Myra L. Weiner, Ph.D., a board certified toxicologist, has published studies on carrageenan that date to the late 1980s. She worked for 29 years at FMC Corp., Philadelphia, and now serves as president of TOXpertise, L.L.C., Princeton, N.J.
Over the decades Dr. Weiner has noticed flaws and misleading information in carrageenan studies. She provided details on study flaws, along with guidance on better ways to conduct studies, in a paper entitled “Parameters and pitfalls in the conduct of food additive research, Carrageenan as a case study.” It appeared on-line Nov. 23, 2015 in Food and Chemical Toxicology. FMC Corp. provided funding.
Here are some ways that carrageenan studies may go astray, according to Dr. Weiner’s paper:
Bad cells: Cell-based models have been used in carrageenan studies, but tumor-derived cell lines may differ from normal tissues. Many in vitro studies of carrageenan have used the NCM460 cell line. As early as 2007, INCELL, the provider of NCM460 cells, reported the cell line might be tumorigenic. At least 12 in vitro studies used the NCM460 cell lines between 2007 and 2015.
“Just from a scientific point of view, it makes sense to look at those studies again in light of the change of the cells,” Dr. Weiner said. “That may change the conclusion, but that is really up to the journal and the authors of those papers (to re-evaluate the studies).”
Poligeenan vs. carrageenan: Poligeenan also has been called degraded carrageenan.

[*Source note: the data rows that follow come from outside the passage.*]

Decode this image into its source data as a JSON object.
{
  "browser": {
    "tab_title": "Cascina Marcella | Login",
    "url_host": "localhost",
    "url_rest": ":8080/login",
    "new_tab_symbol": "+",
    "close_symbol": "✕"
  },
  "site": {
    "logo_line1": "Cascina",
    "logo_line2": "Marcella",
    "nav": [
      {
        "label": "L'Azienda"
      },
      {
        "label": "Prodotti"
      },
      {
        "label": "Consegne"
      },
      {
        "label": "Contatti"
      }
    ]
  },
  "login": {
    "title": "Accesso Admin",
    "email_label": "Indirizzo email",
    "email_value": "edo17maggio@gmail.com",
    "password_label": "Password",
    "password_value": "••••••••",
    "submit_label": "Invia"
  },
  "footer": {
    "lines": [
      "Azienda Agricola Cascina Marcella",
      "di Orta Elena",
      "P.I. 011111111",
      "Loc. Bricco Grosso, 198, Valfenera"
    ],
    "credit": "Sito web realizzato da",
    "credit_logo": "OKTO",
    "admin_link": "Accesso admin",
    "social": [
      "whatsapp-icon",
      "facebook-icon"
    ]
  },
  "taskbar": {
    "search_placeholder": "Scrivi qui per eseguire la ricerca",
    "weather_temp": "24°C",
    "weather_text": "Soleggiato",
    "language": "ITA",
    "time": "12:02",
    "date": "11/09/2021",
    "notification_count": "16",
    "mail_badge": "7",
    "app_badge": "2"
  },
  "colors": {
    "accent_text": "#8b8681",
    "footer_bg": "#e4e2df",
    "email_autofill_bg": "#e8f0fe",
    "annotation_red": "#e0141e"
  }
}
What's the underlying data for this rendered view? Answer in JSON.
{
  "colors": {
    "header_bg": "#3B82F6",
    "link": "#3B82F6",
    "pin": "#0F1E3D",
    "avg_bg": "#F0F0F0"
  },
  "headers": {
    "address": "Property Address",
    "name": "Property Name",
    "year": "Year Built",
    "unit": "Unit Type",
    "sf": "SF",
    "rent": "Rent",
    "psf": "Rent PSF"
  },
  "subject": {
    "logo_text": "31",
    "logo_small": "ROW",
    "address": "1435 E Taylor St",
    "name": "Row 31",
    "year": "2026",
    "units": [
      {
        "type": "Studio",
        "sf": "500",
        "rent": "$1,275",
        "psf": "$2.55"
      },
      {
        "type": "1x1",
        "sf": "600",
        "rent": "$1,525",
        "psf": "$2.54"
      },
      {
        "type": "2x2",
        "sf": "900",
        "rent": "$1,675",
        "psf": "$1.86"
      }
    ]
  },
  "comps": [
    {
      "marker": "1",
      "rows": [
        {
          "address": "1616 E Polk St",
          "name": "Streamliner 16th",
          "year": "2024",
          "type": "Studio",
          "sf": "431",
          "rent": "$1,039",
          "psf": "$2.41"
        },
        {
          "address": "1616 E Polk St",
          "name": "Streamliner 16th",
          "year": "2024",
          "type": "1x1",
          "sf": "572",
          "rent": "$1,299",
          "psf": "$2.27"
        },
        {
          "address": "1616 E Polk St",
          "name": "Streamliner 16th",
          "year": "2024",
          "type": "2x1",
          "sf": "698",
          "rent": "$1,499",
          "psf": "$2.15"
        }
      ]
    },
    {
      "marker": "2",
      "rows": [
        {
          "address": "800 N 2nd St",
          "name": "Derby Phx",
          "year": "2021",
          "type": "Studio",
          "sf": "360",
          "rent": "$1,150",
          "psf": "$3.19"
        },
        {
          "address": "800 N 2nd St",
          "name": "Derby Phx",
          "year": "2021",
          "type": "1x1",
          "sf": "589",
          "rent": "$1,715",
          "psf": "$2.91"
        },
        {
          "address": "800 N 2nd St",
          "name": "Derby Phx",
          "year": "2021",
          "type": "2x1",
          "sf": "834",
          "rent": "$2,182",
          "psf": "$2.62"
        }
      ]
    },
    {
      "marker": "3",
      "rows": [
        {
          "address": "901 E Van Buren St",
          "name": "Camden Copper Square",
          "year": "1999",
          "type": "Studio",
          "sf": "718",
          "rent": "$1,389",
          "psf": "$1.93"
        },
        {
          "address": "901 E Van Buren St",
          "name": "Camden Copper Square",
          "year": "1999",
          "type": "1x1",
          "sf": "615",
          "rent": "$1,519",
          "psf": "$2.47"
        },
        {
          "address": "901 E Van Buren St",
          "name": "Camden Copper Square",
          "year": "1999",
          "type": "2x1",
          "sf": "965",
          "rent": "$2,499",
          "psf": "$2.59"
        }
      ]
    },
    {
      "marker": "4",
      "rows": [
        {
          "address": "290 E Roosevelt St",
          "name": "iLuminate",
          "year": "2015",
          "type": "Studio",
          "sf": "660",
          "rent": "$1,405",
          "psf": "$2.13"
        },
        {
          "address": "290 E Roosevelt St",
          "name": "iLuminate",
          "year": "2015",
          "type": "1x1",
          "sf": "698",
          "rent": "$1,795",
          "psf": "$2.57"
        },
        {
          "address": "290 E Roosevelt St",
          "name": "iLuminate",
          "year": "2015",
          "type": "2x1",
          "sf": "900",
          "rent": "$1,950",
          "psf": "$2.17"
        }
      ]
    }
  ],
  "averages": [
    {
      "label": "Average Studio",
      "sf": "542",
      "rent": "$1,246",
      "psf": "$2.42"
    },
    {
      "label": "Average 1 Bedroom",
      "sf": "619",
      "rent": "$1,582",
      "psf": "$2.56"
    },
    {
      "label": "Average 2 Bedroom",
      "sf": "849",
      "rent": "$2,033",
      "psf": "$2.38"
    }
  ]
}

Poligeenan has different molecular weights, physical/chemical properties and toxicological properties than carrageenan, but some studies have confused the two.
“It has been an issue for a while and has created misconception in social media and in the literature, and that’s because some researchers may be using poligeenan, or the old term was degraded carrageenan, but called it carrageenan,” Dr. Weiner said. “If you read the description, you have to dig down to what is actually said in a paper, and if you read the description of their test material, you will see that it was possibly the degraded form, which is a different toxicity and has different properties.”
Regulatory agencies such as the Food and Drug Administration and the World Health Organization only permit food grade carrageenan in food. Carrageenan suppliers provide certificates of analysis.
Consumption of carrageenan: It is important to have animal study designs mimic the use being evaluated. Carrageenan remains bound to protein in diet, milk, infant formula and liquid nutritional supplements. In animal studies, it will bind to protein in rodent chow.
In some animal studies, however, carrageenan was added to drinking water and thus did not bind to protein. These studies do not model humans’ exposure to foods and beverages with carrageenan.
Other studies have found carrageenan caused swelling or inflammation when injected into rats’ paws.
“If you inject it, yes, you will get a response,” Dr. Weiner said.
However, eating carrageenan will not cause swelling/inflammation, she said.